**Task goal:** Look for "breadcrumb" in the records and copy every line that has it.

╔══

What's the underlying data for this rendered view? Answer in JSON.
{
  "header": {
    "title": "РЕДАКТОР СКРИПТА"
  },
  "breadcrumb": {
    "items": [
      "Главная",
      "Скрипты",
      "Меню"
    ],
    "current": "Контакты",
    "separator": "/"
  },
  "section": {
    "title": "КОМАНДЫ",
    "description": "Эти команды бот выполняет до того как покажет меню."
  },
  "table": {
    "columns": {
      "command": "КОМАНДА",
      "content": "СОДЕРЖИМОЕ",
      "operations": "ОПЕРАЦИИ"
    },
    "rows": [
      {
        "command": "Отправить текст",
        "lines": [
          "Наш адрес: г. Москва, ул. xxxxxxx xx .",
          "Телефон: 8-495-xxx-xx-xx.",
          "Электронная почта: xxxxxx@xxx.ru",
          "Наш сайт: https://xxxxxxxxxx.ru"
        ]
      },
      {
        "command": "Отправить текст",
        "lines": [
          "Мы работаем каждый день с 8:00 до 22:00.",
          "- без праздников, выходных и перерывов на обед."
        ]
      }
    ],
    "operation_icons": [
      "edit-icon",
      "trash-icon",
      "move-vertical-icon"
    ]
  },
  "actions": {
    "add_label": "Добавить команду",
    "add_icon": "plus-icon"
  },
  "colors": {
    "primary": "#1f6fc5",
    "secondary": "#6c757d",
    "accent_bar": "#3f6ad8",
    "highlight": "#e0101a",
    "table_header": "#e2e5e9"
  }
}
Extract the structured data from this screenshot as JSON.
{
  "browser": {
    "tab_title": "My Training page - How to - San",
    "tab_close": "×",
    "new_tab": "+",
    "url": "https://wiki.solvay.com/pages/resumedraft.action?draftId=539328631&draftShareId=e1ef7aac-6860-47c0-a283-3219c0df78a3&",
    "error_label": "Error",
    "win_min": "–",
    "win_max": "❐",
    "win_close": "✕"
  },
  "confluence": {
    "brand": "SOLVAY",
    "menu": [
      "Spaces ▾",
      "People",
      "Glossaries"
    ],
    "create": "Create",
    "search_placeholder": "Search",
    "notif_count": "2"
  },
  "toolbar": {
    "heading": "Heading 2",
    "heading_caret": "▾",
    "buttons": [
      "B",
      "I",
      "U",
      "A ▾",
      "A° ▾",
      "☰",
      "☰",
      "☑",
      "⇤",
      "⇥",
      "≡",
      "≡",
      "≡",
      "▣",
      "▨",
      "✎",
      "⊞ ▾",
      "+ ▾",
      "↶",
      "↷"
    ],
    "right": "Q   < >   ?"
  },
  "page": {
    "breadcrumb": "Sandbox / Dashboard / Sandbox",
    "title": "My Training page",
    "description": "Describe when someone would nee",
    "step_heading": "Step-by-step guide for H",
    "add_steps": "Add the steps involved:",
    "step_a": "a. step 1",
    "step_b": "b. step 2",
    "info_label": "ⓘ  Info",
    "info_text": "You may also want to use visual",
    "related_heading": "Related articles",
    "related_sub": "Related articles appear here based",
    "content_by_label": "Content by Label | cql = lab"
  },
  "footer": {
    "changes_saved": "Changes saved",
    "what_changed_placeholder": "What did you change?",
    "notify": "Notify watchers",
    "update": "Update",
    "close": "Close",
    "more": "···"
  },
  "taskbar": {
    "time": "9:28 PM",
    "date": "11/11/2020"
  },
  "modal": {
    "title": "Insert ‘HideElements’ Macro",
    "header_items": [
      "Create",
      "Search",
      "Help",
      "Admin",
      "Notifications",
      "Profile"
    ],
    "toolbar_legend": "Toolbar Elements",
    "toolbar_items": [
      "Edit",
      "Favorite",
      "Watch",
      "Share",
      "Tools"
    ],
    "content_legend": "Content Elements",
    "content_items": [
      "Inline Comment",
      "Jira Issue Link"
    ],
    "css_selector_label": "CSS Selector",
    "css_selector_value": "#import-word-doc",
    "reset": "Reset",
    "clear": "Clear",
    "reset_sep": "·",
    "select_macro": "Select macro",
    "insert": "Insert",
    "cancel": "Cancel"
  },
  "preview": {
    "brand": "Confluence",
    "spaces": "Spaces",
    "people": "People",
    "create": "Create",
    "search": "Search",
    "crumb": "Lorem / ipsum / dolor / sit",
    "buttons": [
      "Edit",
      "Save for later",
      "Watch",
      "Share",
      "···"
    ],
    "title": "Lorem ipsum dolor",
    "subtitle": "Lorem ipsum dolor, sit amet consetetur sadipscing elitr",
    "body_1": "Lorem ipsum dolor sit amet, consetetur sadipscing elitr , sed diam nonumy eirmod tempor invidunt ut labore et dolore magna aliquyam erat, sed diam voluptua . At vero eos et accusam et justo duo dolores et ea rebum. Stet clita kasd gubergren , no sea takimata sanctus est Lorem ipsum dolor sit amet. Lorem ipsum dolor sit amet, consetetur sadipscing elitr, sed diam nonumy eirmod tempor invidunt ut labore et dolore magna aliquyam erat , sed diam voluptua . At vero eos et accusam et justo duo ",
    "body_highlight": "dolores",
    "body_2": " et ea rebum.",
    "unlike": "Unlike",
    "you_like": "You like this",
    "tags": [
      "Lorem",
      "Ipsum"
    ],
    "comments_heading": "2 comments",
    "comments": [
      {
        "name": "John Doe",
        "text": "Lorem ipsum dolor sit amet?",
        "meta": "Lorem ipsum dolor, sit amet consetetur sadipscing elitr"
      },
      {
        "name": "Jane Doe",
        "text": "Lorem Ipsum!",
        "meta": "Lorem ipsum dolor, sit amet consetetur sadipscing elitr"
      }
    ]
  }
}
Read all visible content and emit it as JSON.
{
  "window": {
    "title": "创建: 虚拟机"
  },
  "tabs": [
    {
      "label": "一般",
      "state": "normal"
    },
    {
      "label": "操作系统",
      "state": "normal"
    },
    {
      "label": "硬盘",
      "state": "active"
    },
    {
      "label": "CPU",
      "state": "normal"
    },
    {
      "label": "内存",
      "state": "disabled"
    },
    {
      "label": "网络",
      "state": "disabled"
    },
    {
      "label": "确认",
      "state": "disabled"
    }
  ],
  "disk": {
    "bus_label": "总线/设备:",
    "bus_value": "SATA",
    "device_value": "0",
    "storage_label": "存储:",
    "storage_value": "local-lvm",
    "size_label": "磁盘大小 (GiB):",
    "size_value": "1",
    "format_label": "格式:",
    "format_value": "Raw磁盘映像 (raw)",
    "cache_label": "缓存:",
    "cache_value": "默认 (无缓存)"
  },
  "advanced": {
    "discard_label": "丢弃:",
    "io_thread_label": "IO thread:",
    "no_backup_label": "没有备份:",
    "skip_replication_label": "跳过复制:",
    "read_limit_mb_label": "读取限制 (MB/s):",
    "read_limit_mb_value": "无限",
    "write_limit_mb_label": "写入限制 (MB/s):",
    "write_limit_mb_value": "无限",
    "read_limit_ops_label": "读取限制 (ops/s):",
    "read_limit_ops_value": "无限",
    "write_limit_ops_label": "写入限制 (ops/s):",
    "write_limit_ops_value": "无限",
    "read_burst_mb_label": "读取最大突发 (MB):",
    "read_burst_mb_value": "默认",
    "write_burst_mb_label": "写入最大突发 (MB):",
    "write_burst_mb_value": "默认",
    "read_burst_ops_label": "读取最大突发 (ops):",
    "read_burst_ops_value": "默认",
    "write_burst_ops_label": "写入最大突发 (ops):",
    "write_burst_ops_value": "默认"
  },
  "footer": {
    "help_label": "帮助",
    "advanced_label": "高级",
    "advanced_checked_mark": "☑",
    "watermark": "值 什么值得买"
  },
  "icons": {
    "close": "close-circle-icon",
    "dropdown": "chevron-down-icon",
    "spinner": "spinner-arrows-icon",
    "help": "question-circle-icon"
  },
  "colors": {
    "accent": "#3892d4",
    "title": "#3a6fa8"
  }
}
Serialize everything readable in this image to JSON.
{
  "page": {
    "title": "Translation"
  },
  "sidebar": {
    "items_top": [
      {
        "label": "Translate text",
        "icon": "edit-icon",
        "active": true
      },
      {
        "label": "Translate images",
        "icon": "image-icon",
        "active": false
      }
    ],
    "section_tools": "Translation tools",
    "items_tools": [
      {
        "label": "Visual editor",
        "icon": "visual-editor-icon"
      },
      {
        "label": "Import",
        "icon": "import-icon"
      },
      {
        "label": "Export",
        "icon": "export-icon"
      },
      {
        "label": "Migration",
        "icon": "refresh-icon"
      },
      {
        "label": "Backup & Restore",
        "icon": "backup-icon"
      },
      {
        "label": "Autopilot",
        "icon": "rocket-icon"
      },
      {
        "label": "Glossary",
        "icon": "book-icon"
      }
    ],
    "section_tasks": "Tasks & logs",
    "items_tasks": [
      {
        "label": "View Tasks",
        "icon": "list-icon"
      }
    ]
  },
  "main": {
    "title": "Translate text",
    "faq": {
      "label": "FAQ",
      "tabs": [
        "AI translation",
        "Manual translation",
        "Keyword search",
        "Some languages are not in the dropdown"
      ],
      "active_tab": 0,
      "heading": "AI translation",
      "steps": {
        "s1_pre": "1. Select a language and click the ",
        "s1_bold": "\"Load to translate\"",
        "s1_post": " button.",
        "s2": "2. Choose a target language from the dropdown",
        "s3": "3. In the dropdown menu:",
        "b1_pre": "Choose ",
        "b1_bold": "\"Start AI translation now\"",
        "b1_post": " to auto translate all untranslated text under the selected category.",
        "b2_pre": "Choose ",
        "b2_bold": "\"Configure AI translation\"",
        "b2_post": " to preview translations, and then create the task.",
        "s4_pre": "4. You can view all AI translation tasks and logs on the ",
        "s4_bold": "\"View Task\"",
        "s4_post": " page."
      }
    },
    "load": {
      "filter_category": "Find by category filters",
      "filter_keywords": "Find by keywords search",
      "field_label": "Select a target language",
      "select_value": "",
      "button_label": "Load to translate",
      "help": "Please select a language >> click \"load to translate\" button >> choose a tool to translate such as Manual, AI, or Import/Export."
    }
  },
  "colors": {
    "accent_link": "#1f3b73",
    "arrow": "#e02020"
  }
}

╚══

**Reply:**
  "breadcrumb": {
    "breadcrumb": "Sandbox / Dashboard / Sandbox",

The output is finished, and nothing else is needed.